The fuel tax in our state is almost 20 cents per gallon below that of North Carolina and almost 10 cents per gallon below that of Georgia. Residents of Charlotte, Savannah, Augusta, Tryon and other border communities are aware of significantly lower fuel prices just across the state line and, when convenient, fill their tanks in South Carolina. Truckers traveling I-20, I-26, I-85 and I-95 all know of lower fuel prices in South Carolina.
Look at all the thriving truck stops along I-85 between Gaffney and the state line, followed by the almost total absence of truck stops between the state line and Charlotte.
Lower fuel prices lure shoppers to border areas generating sales tax revenue to our state as well. By way of example, Ingles Gas Express in Landrum, S.C., has seven fuel bays serving its primarily North Carolina customers. Cheap fuel has helped make Ingles Market of Landrum the pre-eminent grocer serving the Tryon/Columbus/Saluda, N.C., area.
Also don’t overlook income tax paid by owners of retail outlets in border areas who benefit from the patronage of non-residents lured to our state by its cheaper fuel prices.

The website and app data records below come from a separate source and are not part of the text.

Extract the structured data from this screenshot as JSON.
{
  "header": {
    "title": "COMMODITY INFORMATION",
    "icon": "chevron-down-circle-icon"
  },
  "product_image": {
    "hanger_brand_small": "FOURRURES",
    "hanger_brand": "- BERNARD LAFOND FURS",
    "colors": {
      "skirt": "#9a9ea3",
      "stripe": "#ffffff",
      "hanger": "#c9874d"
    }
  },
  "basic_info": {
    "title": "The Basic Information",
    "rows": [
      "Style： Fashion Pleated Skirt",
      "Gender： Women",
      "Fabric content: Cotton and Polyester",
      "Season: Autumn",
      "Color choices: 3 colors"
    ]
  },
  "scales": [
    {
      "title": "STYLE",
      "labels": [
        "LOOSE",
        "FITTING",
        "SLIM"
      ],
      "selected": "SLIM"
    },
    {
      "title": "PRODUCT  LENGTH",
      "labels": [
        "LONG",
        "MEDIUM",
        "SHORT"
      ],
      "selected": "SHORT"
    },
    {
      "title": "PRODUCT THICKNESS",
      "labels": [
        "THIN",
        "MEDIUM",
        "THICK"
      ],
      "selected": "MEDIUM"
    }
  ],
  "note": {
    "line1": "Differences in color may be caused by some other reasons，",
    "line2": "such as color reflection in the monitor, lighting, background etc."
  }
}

The unintended beneficiaries of a South Carolina fuel tax hike could be the treasuries of our neighboring states. Tax revenue to South Carolina might be better enhanced by our state placing billboards in the adjoining two states along highways leading to South Carolina advising: “Wait. Don’t stop now. Fuel tax is lower just ahead in South Carolina.”
W. WALLACE GREGORY
Folly Creek Way